Whatever's happening to me, I've fallen off the tail of the bell curve. Pituitary tumors usually cause overproduction of hormones, but*they occasionally cause hypopituitarism. Pituitary tumors usually cause headaches and occasionally visually disturbances, but not always. See what I mean?
So, here's some optimism. One of the causes of hypopituitarism is...head injury. In fact, some endocrinologists estimate that hypopituitarism may present in as many as 25% cases of traumatic brain injury (TBI).
Why is that pertinent? Well, in the summer of 2005 I had concussion in a bicycle fall. I suffered a half minute "gap in the Nixon tapes" (short term memory loss), and I was a bit woozy for about two weeks after that. They scanned my head at that time and determined I wasn't going to die, and after that I didn't think much about it.
But...I think that by the time summer of 2006 rolled around, I was noticing slight effects in terms of my libido.
So, back to the Internet research. One study analyzed about 500 cases of PHTH (post head trauma hypopituitarism) and had a bunch of intriguing statistics. Most patients presented with profound symptoms in less than a year (though there were indeed ones who presented longer after the fact).
Most interesting is that fully ninety percent of these patients had hypogonadism. (The pituitary also generates TH (thyroid hormone), HGH (human growth hormone), and some other thingies I don't remember. They even speculate that the gonadotropic cells in the anterior pituitary may be particularly susceptible to damage.
Again, about 50% of the patients in this study presented symptoms of this really strange thing called diabetes insipidus. Look it up. Never heard of it, it certainly doesn't fit any symptoms I've had. So, here I am, at the tail end of the bell curve.
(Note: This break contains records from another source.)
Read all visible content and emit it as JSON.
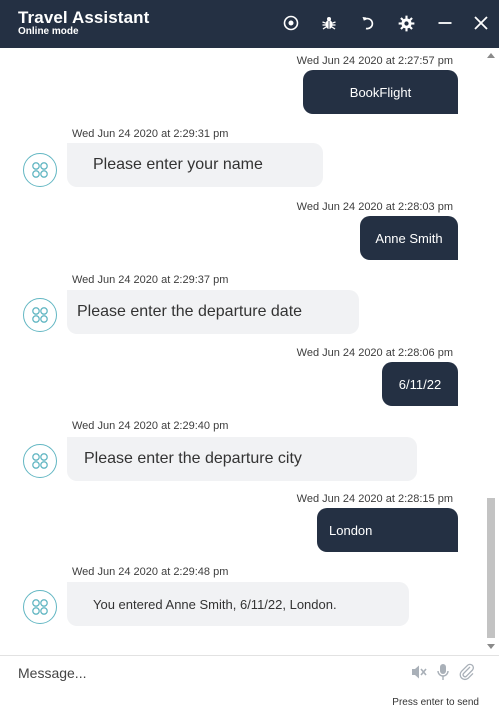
{
  "header": {
    "title": "Travel Assistant",
    "subtitle": "Online mode",
    "icons": [
      "record-icon",
      "bug-icon",
      "refresh-icon",
      "settings-icon",
      "minimize-icon",
      "close-icon"
    ]
  },
  "messages": [
    {
      "from": "user",
      "time": "Wed Jun 24 2020 at 2:27:57 pm",
      "text": "BookFlight"
    },
    {
      "from": "bot",
      "time": "Wed Jun 24 2020 at 2:29:31 pm",
      "text": "Please enter your name"
    },
    {
      "from": "user",
      "time": "Wed Jun 24 2020 at 2:28:03 pm",
      "text": "Anne Smith"
    },
    {
      "from": "bot",
      "time": "Wed Jun 24 2020 at 2:29:37 pm",
      "text": "Please enter the departure date"
    },
    {
      "from": "user",
      "time": "Wed Jun 24 2020 at 2:28:06 pm",
      "text": "6/11/22"
    },
    {
      "from": "bot",
      "time": "Wed Jun 24 2020 at 2:29:40 pm",
      "text": "Please enter the departure city"
    },
    {
      "from": "user",
      "time": "Wed Jun 24 2020 at 2:28:15 pm",
      "text": "London"
    },
    {
      "from": "bot",
      "time": "Wed Jun 24 2020 at 2:29:48 pm",
      "text": "You entered Anne Smith, 6/11/22, London."
    }
  ],
  "composer": {
    "placeholder": "Message...",
    "hint": "Press enter to send",
    "icons": [
      "speaker-muted-icon",
      "microphone-icon",
      "paperclip-icon"
    ]
  },
  "colors": {
    "header_bg": "#243043",
    "user_bubble": "#243043",
    "bot_bubble": "#f1f2f4",
    "avatar_border": "#63b7c3"
  }
}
Now I'm waiting to take the MRI and to get the results. Odd, how I would regard the absence of a brain tumor as good news. They *do* have reasonable treatments for secondary onset hypopituitary hypogonadism. (Ironically, it's generated from the urine of post-menopausal women, who have high FSH and LH levels in their bloodstream.)
But still, it's making me crazy. It's the waiting and not knowing that's the worst.